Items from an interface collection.
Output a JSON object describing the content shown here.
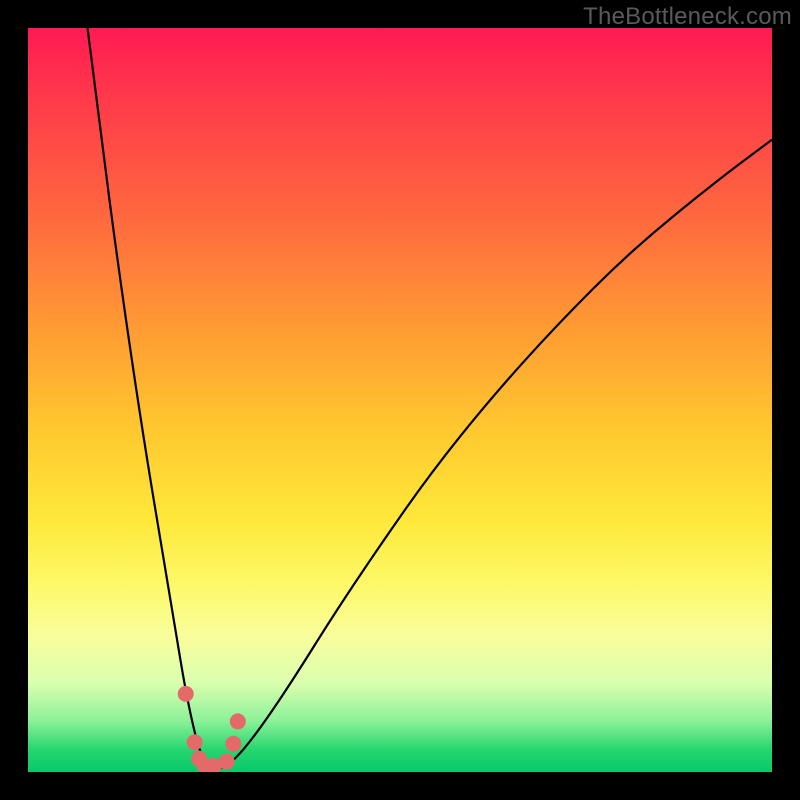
{
  "watermark": "TheBottleneck.com",
  "chart_data": {
    "type": "line",
    "title": "",
    "xlabel": "",
    "ylabel": "",
    "xlim": [
      0,
      100
    ],
    "ylim": [
      0,
      100
    ],
    "grid": false,
    "legend": false,
    "series": [
      {
        "name": "bottleneck-curve",
        "x": [
          8,
          10,
          12,
          14,
          16,
          18,
          20,
          21,
          22,
          23,
          24,
          25,
          26,
          27,
          29,
          32,
          36,
          41,
          47,
          54,
          62,
          71,
          81,
          92,
          100
        ],
        "y": [
          100,
          84,
          69,
          55,
          42,
          30,
          18,
          12,
          7,
          3,
          1,
          0.5,
          0.5,
          1,
          3,
          7,
          13,
          21,
          30,
          40,
          50,
          60,
          70,
          79,
          85
        ]
      },
      {
        "name": "highlight-markers",
        "style": "points",
        "x": [
          21.2,
          22.4,
          23.0,
          23.7,
          25.0,
          26.7,
          27.6,
          28.2
        ],
        "y": [
          10.5,
          4.0,
          1.8,
          0.9,
          0.8,
          1.4,
          3.8,
          6.8
        ]
      }
    ],
    "background_gradient": {
      "top": "#ff1a53",
      "mid": "#ffe83a",
      "bottom": "#07c96b"
    }
  }
}
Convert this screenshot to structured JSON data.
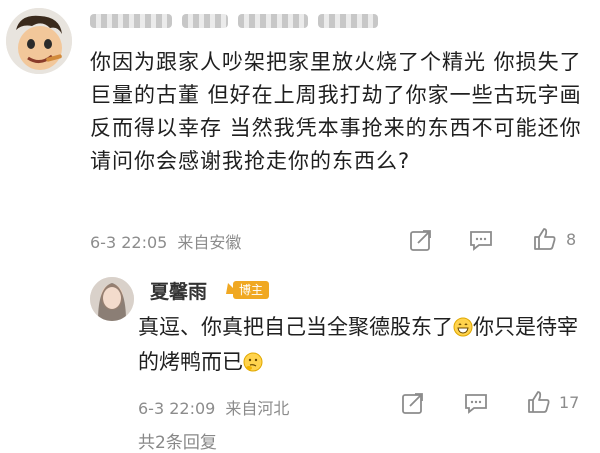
{
  "comment1": {
    "text": "你因为跟家人吵架把家里放火烧了个精光 你损失了巨量的古董 但好在上周我打劫了你家一些古玩字画反而得以幸存 当然我凭本事抢来的东西不可能还你 请问你会感谢我抢走你的东西么?",
    "date": "6-3 22:05",
    "location": "来自安徽",
    "likes": "8"
  },
  "comment2": {
    "username": "夏馨雨",
    "badge": "博主",
    "text_part1": "真逗、你真把自己当全聚德股东了",
    "text_part2": "你只是待宰的烤鸭而已",
    "date": "6-3 22:09",
    "location": "来自河北",
    "likes": "17"
  },
  "footer": {
    "replies_text": "共2条回复"
  },
  "colors": {
    "meta_gray": "#8c8c8c",
    "badge_orange": "#f0a822",
    "text_dark": "#1f1f1f"
  }
}
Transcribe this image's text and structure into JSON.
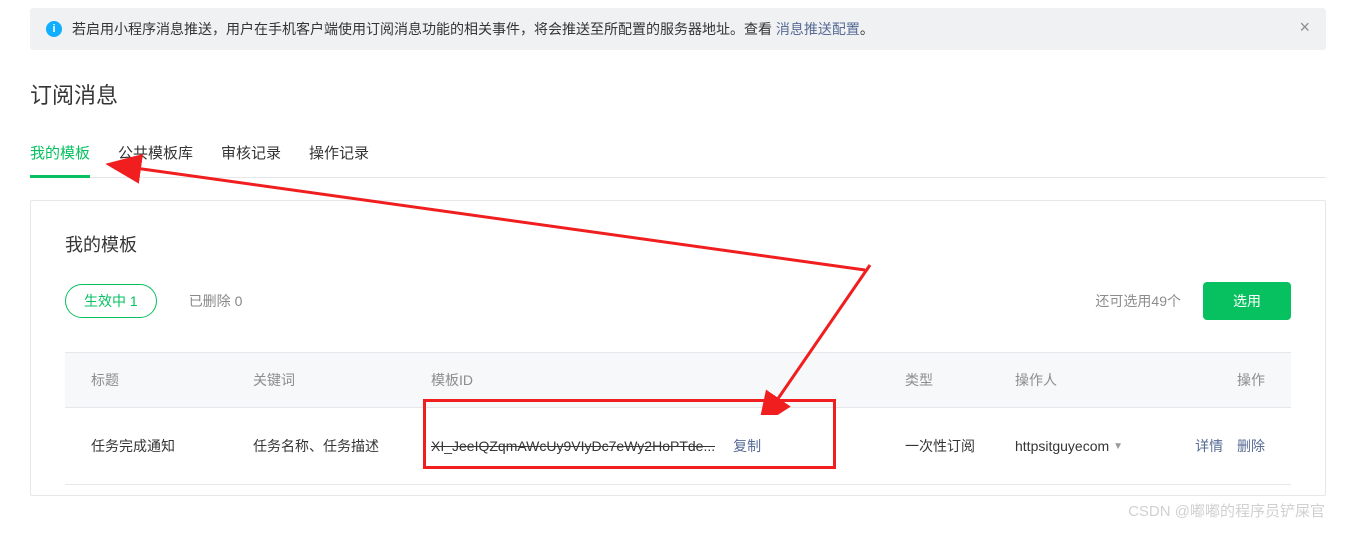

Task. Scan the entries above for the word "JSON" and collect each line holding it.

Written solution.
Output a JSON object describing the content shown here.
Convert this screenshot to structured JSON data.
Transcribe this image's text and structure into JSON.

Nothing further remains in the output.